Gordon Smith, Maine’s Director of Opioid Response, has high praise for the TRC program.
“It is not an overstatement to say that these courts have saved lives, restored families, and provided meaningful opportunities for individuals struggling with substance use disorders to start down a path toward long-term recovery,” says Smith, who also has high praise for Mitchell.
“In my opinion, the Washington County Recovery and Treatment Court is particularly effective because of the strong interest that Judge David Mitchell has in the court and the hands-on approach he takes with the participants,” says Smith.
Mitchell says the personal aspect of TRC is part of its appeal for him and part of its strength for participants.
“I meet with these individuals on Fridays in court, the door is open, and I have interaction face to face with them in the open courtroom. That’s unheard of in the regular criminal justice system,” says Mitchell.
Sara completed TRC after one year in August 2017. It was hard work, she says, but today she’s happy to share her story. Sometimes, people ask her why she’s so open about it.
“My response every single time is this — you can walk down the street and see the face of addiction no matter where you go, but you don’t recognize the face of recovery and see that it’s possible,” says Sara. “I do it to tell people who I’ve been and where I am now. It is possible to heal.”
“I can now look at my mom and my seven siblings, and they know that I’m okay, that they have their daughter back and their sister back, and that’s huge,” says Sara.
Maine’s Treatment and Recovery Court is an evidence-based treatment program, and the data shows it’s working.
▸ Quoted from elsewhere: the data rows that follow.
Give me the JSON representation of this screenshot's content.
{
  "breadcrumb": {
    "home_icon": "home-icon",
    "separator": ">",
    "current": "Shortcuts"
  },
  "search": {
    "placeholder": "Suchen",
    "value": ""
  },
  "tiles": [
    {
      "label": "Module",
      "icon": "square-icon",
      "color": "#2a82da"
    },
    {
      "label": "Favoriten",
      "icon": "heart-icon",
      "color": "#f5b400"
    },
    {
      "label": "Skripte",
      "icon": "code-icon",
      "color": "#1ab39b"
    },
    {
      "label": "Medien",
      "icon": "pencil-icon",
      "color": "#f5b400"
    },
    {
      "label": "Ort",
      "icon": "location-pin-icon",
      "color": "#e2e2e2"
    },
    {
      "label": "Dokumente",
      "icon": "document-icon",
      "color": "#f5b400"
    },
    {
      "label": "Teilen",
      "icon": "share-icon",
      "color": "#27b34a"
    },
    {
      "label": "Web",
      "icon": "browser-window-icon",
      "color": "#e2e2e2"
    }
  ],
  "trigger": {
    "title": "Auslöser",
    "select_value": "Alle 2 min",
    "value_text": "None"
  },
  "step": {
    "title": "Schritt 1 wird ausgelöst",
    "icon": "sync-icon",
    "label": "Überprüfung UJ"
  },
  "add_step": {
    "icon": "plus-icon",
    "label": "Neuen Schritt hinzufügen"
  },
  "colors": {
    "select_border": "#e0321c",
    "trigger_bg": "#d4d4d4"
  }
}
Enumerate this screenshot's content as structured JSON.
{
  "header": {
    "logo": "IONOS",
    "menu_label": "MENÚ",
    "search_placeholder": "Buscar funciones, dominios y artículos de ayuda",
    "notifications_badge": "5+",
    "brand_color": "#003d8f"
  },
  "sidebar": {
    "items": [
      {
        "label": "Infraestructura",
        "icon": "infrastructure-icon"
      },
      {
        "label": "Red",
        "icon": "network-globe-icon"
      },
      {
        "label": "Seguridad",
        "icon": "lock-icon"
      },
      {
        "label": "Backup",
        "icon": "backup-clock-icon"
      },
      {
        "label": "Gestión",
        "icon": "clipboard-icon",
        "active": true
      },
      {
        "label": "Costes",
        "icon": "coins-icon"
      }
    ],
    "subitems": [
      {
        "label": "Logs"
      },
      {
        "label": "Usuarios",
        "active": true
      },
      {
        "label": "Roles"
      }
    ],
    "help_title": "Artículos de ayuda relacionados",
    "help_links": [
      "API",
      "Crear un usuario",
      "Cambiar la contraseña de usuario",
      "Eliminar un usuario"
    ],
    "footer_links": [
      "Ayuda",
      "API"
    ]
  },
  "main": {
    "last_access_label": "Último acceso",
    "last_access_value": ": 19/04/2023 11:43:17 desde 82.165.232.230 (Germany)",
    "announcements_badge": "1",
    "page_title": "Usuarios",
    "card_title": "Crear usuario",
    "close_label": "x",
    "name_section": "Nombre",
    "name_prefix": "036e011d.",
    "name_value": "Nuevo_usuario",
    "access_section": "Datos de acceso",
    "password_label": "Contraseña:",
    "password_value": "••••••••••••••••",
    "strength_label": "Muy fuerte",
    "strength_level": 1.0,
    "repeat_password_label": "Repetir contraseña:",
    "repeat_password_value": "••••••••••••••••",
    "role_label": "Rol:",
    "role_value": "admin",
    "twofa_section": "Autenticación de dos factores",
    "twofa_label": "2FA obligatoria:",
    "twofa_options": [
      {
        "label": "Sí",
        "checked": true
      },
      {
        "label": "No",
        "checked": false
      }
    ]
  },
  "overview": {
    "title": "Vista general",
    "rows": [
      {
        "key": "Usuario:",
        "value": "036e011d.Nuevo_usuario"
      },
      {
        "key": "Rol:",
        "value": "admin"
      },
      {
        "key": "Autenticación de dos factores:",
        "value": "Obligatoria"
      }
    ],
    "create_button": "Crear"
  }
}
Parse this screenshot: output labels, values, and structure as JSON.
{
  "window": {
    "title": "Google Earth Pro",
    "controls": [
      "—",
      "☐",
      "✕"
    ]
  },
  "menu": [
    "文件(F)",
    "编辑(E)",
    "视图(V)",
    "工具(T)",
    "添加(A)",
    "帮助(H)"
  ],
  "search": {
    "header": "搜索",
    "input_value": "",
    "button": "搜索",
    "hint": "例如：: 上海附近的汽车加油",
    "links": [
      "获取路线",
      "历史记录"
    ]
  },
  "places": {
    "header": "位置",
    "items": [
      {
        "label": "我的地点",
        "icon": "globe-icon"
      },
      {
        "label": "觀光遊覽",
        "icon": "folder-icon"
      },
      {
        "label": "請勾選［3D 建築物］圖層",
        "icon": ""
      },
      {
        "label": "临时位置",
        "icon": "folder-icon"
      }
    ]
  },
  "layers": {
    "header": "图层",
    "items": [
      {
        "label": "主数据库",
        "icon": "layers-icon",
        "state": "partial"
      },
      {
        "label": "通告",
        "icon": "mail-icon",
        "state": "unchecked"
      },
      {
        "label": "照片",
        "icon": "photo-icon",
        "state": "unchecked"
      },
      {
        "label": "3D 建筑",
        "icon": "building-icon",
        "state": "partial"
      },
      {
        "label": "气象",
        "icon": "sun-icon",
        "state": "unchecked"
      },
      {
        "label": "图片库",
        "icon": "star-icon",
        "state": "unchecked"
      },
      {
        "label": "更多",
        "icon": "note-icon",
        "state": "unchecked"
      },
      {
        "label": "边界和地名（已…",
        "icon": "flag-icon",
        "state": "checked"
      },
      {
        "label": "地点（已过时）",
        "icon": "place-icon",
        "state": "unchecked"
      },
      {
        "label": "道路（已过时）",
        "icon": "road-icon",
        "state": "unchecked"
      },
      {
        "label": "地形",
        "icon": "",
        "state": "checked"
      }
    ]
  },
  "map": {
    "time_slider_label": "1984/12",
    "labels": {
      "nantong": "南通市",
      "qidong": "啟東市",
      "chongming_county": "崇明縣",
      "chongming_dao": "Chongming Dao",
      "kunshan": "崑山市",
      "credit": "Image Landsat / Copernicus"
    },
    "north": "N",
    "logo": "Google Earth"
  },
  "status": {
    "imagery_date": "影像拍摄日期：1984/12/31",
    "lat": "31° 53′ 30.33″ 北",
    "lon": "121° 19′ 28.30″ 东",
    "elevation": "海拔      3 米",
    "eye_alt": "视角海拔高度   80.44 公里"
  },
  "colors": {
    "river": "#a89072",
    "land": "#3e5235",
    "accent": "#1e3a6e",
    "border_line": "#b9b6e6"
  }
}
This chart, part of a 2020 Maine Adult TRC review by Public Consulting Group, shows that at 24 months, treatment court participants have a 19 percent chance of being arrested again, compared to a 45 percent arrest recidivism rate for a comparison group. Chart by PCG